◆ Activity: The entries need to be copied exactly as they stand, images left out.

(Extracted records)
Segment Open
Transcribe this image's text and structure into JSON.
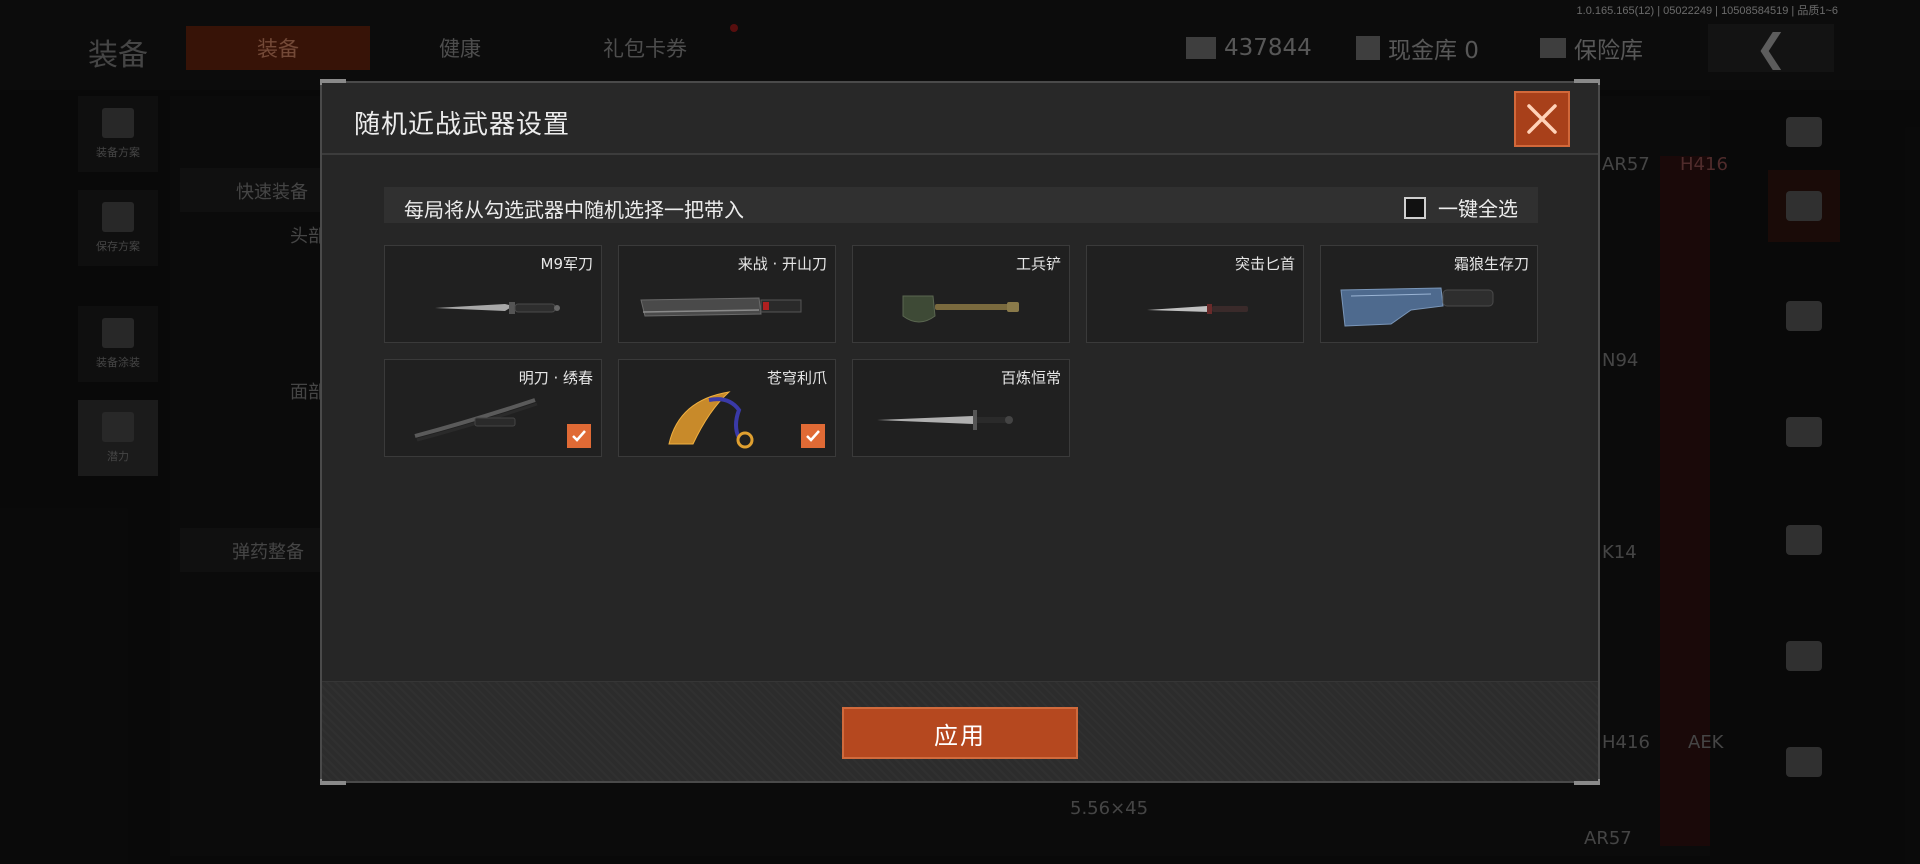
{
  "version": "1.0.165.165(12) | 05022249 | 10508584519 | 品质1~6",
  "background": {
    "title": "装备",
    "tabs": [
      "装备",
      "健康",
      "礼包卡券"
    ],
    "currency": "437844",
    "cash_vault": "现金库 0",
    "safe_box": "保险库",
    "left_nav": [
      "装备方案",
      "保存方案",
      "装备涂装",
      "潜力"
    ],
    "quick_equip": "快速装备",
    "ammo_prep": "弹药整备",
    "slot_head": "头部",
    "slot_face": "面部",
    "weapon_labels": [
      "AR57",
      "H416",
      "N94",
      "K14",
      "H416",
      "AEK",
      "AR57"
    ],
    "ammo_label": "5.56×45"
  },
  "modal": {
    "title": "随机近战武器设置",
    "instruction": "每局将从勾选武器中随机选择一把带入",
    "select_all_label": "一键全选",
    "select_all_checked": false,
    "apply_label": "应用",
    "accent_color": "#b5481f",
    "weapons": [
      {
        "name": "M9军刀",
        "icon": "bayonet-icon",
        "checked": false
      },
      {
        "name": "来战 · 开山刀",
        "icon": "machete-icon",
        "checked": false
      },
      {
        "name": "工兵铲",
        "icon": "shovel-icon",
        "checked": false
      },
      {
        "name": "突击匕首",
        "icon": "dagger-icon",
        "checked": false
      },
      {
        "name": "霜狼生存刀",
        "icon": "survival-knife-icon",
        "checked": false
      },
      {
        "name": "明刀 · 绣春",
        "icon": "saber-icon",
        "checked": true
      },
      {
        "name": "苍穹利爪",
        "icon": "karambit-icon",
        "checked": true
      },
      {
        "name": "百炼恒常",
        "icon": "sword-icon",
        "checked": false
      }
    ]
  }
}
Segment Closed
◆ Answer section:
Transcribe this image's text and structure into JSON.
{
  "version": "1.0.165.165(12) | 05022249 | 10508584519 | 品质1~6",
  "background": {
    "title": "装备",
    "tabs": [
      "装备",
      "健康",
      "礼包卡券"
    ],
    "currency": "437844",
    "cash_vault": "现金库 0",
    "safe_box": "保险库",
    "left_nav": [
      "装备方案",
      "保存方案",
      "装备涂装",
      "潜力"
    ],
    "quick_equip": "快速装备",
    "ammo_prep": "弹药整备",
    "slot_head": "头部",
    "slot_face": "面部",
    "weapon_labels": [
      "AR57",
      "H416",
      "N94",
      "K14",
      "H416",
      "AEK",
      "AR57"
    ],
    "ammo_label": "5.56×45"
  },
  "modal": {
    "title": "随机近战武器设置",
    "instruction": "每局将从勾选武器中随机选择一把带入",
    "select_all_label": "一键全选",
    "select_all_checked": false,
    "apply_label": "应用",
    "accent_color": "#b5481f",
    "weapons": [
      {
        "name": "M9军刀",
        "icon": "bayonet-icon",
        "checked": false
      },
      {
        "name": "来战 · 开山刀",
        "icon": "machete-icon",
        "checked": false
      },
      {
        "name": "工兵铲",
        "icon": "shovel-icon",
        "checked": false
      },
      {
        "name": "突击匕首",
        "icon": "dagger-icon",
        "checked": false
      },
      {
        "name": "霜狼生存刀",
        "icon": "survival-knife-icon",
        "checked": false
      },
      {
        "name": "明刀 · 绣春",
        "icon": "saber-icon",
        "checked": true
      },
      {
        "name": "苍穹利爪",
        "icon": "karambit-icon",
        "checked": true
      },
      {
        "name": "百炼恒常",
        "icon": "sword-icon",
        "checked": false
      }
    ]
  }
}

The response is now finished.